Knowing it’s so wrong, but feeling so right

The words just seem to fit Indians’ outfielder Lonnie Chisenhall. Personally, my fandom of Chisenhall has been a bit…off…for years. I own a No.27 shersey, which isn’t quite as embarrassing as the time I purposely bought tickets and attended a Britney Spears concert that had LFO as an opening act. Pathetic. Also pathetic…expecting Chisenhall to become an All-Star based on his superb season in 2017.

The Part-Time Superstar

It’s very wrong to think that Chisenhall is suddenly an everyday player. Sure, he hit a robust .340/.456/.511 in 2017 against left-handed pitching…in a whopping (sarcastic) 60 plate appearances. That so-called breakout against southpaws left his career line at just .251/.313/.386 with a .135 ISO, .307 wOBA, and a 93 wRC+.
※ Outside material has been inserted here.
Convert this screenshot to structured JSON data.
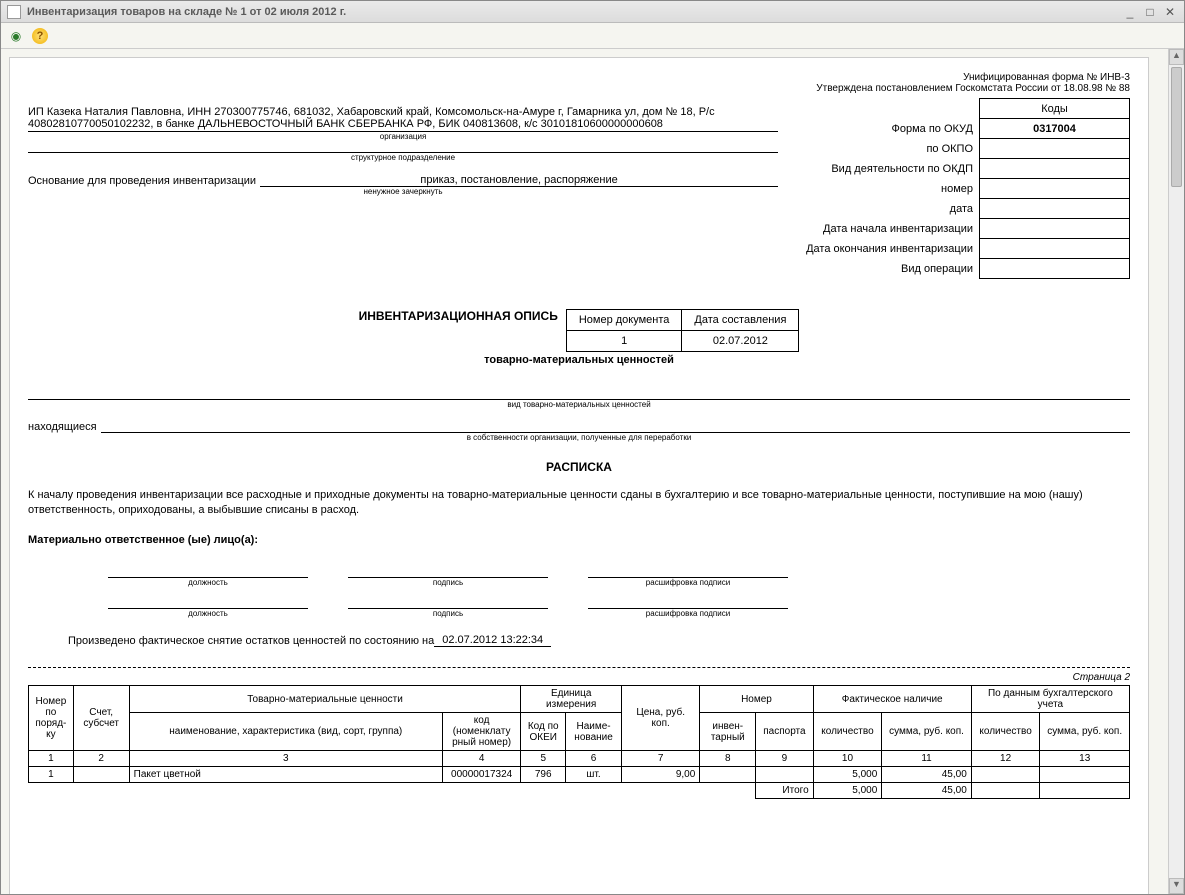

Courtesy: Erik Drost, Flickr

There are reasons to love what Chisenhall did last year. The Indians needed him to rake with Michael Brantley hurt and he did just that, posting a .305/.376/.578 triple-slash prior to his calf injury in July. Unfortunately, he returned and hit just .224/.296/.306 and struck out 16 times in 49 at-bats. Gross.

After eliminating all of his career at-bats against left-handed pitchers, Chisenhall still has a .269/.318/.435 line, a .166 ISO, .325 wOBA, and a 104 wRC+. He’s just slightly better than average, even in a platoon role.

Certainly, Chisenhall made some huge strides in 2017, particularly early on. He took more pitches – he even took some walks! – and his 12 home runs were a career-high, even though they came in just 270 plate appearances. Still, he isn’t someone who warrants playing 162 games, and that’s coming from someone who has had an illegitimate fascination with his ability from the onset of his career.

“Lonnie Baseball” is a good baseball player. He is even better when you can protect him from his weaknesses. While his growth in 2017 was exceptional, the Indians don’t need to trust him over a 162 game season as their everyday right fielder. He just isn’t that guy, as evidenced by the projections that he has received.

The Predictions

  • Baseball Prospectus: 0.8 WARP
  • FanGraphs:
    • Depth Charts: 0.6 WAR
    • Steamer: 0.8 WAR
    • ZiPS: 0.2 WAR

The predictions seem to lean towards Tyler Naquin playing a larger role in the Tribe outfield in 2018, which is interesting when you consider that he has a brief history (44 plate appearances in 33 games) against left-handed pitching; however, that role could be fulfilled by Rajai Davis or a healthy Brandon Guyer as a strict platoon-mate with Chisenhall.

Expect a solid season of Chisenhall producing at respectable levels while getting more plate appearances due to being on the strong-side of the platoon…but do so without expecting him to become something he’s never been – an All-Star or elite talent. It feels so right to like him, but it’s so wrong to want more. Thanks, Stevie.


Feature Image: Courtesy – Erik Drost, Flickr